Your assignment: Nothing in the data may be omitted; output it all verbatim.

Stored records:
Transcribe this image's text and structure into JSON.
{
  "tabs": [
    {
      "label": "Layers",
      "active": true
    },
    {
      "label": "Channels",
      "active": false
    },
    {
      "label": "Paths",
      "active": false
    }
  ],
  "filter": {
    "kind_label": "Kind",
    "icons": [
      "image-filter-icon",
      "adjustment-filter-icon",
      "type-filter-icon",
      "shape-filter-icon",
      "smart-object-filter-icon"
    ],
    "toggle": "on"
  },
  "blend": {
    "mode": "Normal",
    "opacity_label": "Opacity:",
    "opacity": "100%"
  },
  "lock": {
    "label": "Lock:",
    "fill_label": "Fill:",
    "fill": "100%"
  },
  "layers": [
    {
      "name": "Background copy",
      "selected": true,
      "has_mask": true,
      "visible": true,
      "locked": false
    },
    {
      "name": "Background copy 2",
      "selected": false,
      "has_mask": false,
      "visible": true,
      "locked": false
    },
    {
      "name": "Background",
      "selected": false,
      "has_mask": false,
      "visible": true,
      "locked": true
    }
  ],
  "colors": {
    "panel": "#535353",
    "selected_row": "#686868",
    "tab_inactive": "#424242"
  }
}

Result of this exercise:
Transcribe this image's text and structure into JSON.
{
  "tabs": [
    {
      "label": "Layers",
      "active": true
    },
    {
      "label": "Channels",
      "active": false
    },
    {
      "label": "Paths",
      "active": false
    }
  ],
  "filter": {
    "kind_label": "Kind",
    "icons": [
      "image-filter-icon",
      "adjustment-filter-icon",
      "type-filter-icon",
      "shape-filter-icon",
      "smart-object-filter-icon"
    ],
    "toggle": "on"
  },
  "blend": {
    "mode": "Normal",
    "opacity_label": "Opacity:",
    "opacity": "100%"
  },
  "lock": {
    "label": "Lock:",
    "fill_label": "Fill:",
    "fill": "100%"
  },
  "layers": [
    {
      "name": "Background copy",
      "selected": true,
      "has_mask": true,
      "visible": true,
      "locked": false
    },
    {
      "name": "Background copy 2",
      "selected": false,
      "has_mask": false,
      "visible": true,
      "locked": false
    },
    {
      "name": "Background",
      "selected": false,
      "has_mask": false,
      "visible": true,
      "locked": true
    }
  ],
  "colors": {
    "panel": "#535353",
    "selected_row": "#686868",
    "tab_inactive": "#424242"
  }
}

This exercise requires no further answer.